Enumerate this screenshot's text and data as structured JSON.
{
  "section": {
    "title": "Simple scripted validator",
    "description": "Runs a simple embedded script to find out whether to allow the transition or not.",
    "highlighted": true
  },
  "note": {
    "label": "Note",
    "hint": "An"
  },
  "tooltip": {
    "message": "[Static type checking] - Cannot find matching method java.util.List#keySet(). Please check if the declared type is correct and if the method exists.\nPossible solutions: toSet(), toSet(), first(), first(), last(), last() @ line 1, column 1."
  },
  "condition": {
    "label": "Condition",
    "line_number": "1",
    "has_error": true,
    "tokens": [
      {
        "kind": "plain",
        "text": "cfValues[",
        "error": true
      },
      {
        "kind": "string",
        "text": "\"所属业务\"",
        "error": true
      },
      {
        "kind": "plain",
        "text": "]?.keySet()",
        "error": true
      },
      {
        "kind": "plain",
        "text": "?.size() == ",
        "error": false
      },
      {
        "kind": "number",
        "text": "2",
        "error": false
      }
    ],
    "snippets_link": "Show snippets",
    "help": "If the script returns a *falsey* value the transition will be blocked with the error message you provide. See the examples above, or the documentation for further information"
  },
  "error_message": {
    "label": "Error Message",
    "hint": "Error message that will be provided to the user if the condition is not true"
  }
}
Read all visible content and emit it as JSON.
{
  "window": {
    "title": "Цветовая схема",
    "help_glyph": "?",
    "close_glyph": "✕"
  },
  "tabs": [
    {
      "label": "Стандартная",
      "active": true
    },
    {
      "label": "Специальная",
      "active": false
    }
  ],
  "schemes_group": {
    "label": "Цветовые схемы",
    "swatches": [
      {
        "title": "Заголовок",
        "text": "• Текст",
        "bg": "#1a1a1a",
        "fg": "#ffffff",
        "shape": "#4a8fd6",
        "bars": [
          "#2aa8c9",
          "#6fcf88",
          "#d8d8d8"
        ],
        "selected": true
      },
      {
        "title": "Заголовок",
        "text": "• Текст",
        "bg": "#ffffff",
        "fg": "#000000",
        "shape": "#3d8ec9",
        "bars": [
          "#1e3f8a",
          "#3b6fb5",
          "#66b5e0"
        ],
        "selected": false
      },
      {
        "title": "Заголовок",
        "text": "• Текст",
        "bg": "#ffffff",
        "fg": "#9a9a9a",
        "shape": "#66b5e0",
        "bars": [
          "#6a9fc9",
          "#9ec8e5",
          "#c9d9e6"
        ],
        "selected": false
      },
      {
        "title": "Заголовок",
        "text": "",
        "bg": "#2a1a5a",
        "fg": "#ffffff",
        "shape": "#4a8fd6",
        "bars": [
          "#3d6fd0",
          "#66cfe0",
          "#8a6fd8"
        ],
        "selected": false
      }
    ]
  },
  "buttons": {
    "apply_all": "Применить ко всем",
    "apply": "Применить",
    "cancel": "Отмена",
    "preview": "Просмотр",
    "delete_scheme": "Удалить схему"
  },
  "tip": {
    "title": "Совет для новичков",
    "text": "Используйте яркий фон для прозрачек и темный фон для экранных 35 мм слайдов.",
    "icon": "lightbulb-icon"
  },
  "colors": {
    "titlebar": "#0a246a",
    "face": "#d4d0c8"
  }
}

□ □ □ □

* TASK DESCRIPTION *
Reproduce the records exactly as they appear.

* ANSWER FOR THIS EXERCISE *
Enumerate this screenshot's text and data as structured JSON.
{
  "section": {
    "title": "Simple scripted validator",
    "description": "Runs a simple embedded script to find out whether to allow the transition or not.",
    "highlighted": true
  },
  "note": {
    "label": "Note",
    "hint": "An"
  },
  "tooltip": {
    "message": "[Static type checking] - Cannot find matching method java.util.List#keySet(). Please check if the declared type is correct and if the method exists.\nPossible solutions: toSet(), toSet(), first(), first(), last(), last() @ line 1, column 1."
  },
  "condition": {
    "label": "Condition",
    "line_number": "1",
    "has_error": true,
    "tokens": [
      {
        "kind": "plain",
        "text": "cfValues[",
        "error": true
      },
      {
        "kind": "string",
        "text": "\"所属业务\"",
        "error": true
      },
      {
        "kind": "plain",
        "text": "]?.keySet()",
        "error": true
      },
      {
        "kind": "plain",
        "text": "?.size() == ",
        "error": false
      },
      {
        "kind": "number",
        "text": "2",
        "error": false
      }
    ],
    "snippets_link": "Show snippets",
    "help": "If the script returns a *falsey* value the transition will be blocked with the error message you provide. See the examples above, or the documentation for further information"
  },
  "error_message": {
    "label": "Error Message",
    "hint": "Error message that will be provided to the user if the condition is not true"
  }
}
Read all visible content and emit it as JSON.
{
  "window": {
    "title": "Цветовая схема",
    "help_glyph": "?",
    "close_glyph": "✕"
  },
  "tabs": [
    {
      "label": "Стандартная",
      "active": true
    },
    {
      "label": "Специальная",
      "active": false
    }
  ],
  "schemes_group": {
    "label": "Цветовые схемы",
    "swatches": [
      {
        "title": "Заголовок",
        "text": "• Текст",
        "bg": "#1a1a1a",
        "fg": "#ffffff",
        "shape": "#4a8fd6",
        "bars": [
          "#2aa8c9",
          "#6fcf88",
          "#d8d8d8"
        ],
        "selected": true
      },
      {
        "title": "Заголовок",
        "text": "• Текст",
        "bg": "#ffffff",
        "fg": "#000000",
        "shape": "#3d8ec9",
        "bars": [
          "#1e3f8a",
          "#3b6fb5",
          "#66b5e0"
        ],
        "selected": false
      },
      {
        "title": "Заголовок",
        "text": "• Текст",
        "bg": "#ffffff",
        "fg": "#9a9a9a",
        "shape": "#66b5e0",
        "bars": [
          "#6a9fc9",
          "#9ec8e5",
          "#c9d9e6"
        ],
        "selected": false
      },
      {
        "title": "Заголовок",
        "text": "",
        "bg": "#2a1a5a",
        "fg": "#ffffff",
        "shape": "#4a8fd6",
        "bars": [
          "#3d6fd0",
          "#66cfe0",
          "#8a6fd8"
        ],
        "selected": false
      }
    ]
  },
  "buttons": {
    "apply_all": "Применить ко всем",
    "apply": "Применить",
    "cancel": "Отмена",
    "preview": "Просмотр",
    "delete_scheme": "Удалить схему"
  },
  "tip": {
    "title": "Совет для новичков",
    "text": "Используйте яркий фон для прозрачек и темный фон для экранных 35 мм слайдов.",
    "icon": "lightbulb-icon"
  },
  "colors": {
    "titlebar": "#0a246a",
    "face": "#d4d0c8"
  }
}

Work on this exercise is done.